This new approach you have, did you intend to work like this, or did it just happen along the way?
Josh: It kind of happened along the way. We would kick around that idea for a while. But there was definitely a discussion at some point.
Corey: Yeah like “wouldn’t it be great if we did it like that?”
Josh: I think the EP gave us confidence that we could actually do a record like that. They were proof that we could record live. But overall it was just us I guess being sick with the process that is just the norm now, going in and recording individually. The more and more we thought about it the more and more we just played together, and it made sense for what we wanted to achieve.
The record is very diverse, yet very coherent, you can definitely feel one type of energy through it. Do you think that’s precisely because of this new process?
Corey: Absolutely yeah. And maybe that’s also the reason why it doesn’t come out as diverse as the other records at first. But then you go back and go like “oh fuck that’s different”. (laughs) This live energy gives us a straight line of consistency. Even in songs that are very different like “Taipei Person/Allah Tea” and “Mercy”. Very different styles and yet same attack, same consistency, same big music, big rock. Which a lot of people are afraid to say these days but screw that, we’re a fucking rock band dude. I think in a lot of ways, recording live helped us capitalize on the fact that we’re such a diverse band, and make it sound like the same band. Maybe for the first time.
You think so?
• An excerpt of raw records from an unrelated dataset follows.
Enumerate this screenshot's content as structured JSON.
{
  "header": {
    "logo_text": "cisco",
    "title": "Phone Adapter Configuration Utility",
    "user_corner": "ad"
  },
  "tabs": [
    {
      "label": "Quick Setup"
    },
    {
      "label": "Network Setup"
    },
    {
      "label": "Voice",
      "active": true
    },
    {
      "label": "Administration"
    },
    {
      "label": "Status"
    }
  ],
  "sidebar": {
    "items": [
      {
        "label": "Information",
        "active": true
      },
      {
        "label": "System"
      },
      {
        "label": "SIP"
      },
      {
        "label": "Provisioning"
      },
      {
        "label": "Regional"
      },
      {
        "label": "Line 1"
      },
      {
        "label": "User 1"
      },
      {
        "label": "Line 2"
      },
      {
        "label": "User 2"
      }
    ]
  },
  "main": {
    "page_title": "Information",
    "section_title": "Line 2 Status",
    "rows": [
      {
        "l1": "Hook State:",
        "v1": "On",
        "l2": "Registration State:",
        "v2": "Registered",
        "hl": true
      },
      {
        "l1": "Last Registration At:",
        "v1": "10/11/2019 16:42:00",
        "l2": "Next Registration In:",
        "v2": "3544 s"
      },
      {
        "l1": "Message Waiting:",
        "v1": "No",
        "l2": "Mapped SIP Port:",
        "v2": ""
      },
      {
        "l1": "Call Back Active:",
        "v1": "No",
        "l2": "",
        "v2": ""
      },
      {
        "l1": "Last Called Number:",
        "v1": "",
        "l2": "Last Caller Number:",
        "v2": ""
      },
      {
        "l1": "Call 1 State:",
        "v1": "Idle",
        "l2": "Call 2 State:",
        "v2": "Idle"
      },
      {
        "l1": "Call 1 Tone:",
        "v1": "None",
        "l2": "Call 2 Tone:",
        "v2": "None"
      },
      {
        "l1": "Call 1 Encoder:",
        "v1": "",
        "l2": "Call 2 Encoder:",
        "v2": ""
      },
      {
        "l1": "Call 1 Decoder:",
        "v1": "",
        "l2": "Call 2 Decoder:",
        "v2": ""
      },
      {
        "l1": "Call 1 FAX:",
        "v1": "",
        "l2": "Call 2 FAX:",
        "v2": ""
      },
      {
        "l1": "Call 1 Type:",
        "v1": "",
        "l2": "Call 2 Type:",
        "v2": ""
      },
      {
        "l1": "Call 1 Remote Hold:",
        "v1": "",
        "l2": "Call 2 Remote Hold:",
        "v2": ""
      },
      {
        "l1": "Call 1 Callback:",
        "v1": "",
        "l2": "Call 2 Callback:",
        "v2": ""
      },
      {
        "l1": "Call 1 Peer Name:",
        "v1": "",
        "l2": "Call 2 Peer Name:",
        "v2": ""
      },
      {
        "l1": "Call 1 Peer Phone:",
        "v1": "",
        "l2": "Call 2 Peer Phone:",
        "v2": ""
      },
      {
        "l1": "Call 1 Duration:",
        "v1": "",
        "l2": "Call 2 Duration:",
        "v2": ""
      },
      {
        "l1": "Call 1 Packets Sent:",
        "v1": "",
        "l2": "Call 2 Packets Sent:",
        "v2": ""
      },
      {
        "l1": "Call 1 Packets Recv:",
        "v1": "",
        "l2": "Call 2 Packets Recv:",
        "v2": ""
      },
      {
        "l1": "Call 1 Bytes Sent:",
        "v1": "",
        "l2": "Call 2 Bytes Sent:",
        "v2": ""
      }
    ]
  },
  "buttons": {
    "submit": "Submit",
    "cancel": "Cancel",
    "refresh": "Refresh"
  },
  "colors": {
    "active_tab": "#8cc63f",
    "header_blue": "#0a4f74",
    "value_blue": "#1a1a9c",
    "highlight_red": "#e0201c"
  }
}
Corey: Yeah, you know because in albums we’ve done in the past, there’s like different energies going in, also because of the way we were working at that time. And with this we were so fucking ahead of schedule, we were able to really go back and accentuate instead of filling the blanks because you’re running out of time. It was more about adding ear candy because we wanted to. Because we were coming with ideas instead of trying to force something. And I think because of that, because the foundation was the same, it really allowed us to play around with the style and do it in a way that didn’t feel forced.
Josh Rand: It was like we were just jamming. Like we were just on rehearsal. It was really quick and painless. Nobody didn’t want to be there. There was no obstacle. I mean we didn’t even have a gear problem. The only thing is that I blew up one amplifier, and literally it was swiped out in five minutes.
Corey: Everything just felt effortless. We laughed every day. We basically set fire to the notion that you have to be miserable to make a great album. We were like “screw that”! That’s so fucking stupid. We were happy, we were there early, we left late. And we genuinely enjoy everyone’s company, we just had so much fucking fun doing it. Honestly, by the time we were leaving, we didn’t want to. We were like “no, let’s just write another ten songs”. It was probably the most enjoyable experience we’ve ever had.
One last question before we end: since our media is called “RockUrLife”, what rocks your life?
Corey: (he thinks for a while) I’ll keep it clean. (laughs) My family. My family rocks my life. And that means everything from my actual family to (he points at Josh) this fucker, and everybody I get to work with and make music with. That rocks my life. Just for the fact that I’d be a totally different person without that.
Josh: Again… I agree. (laughs)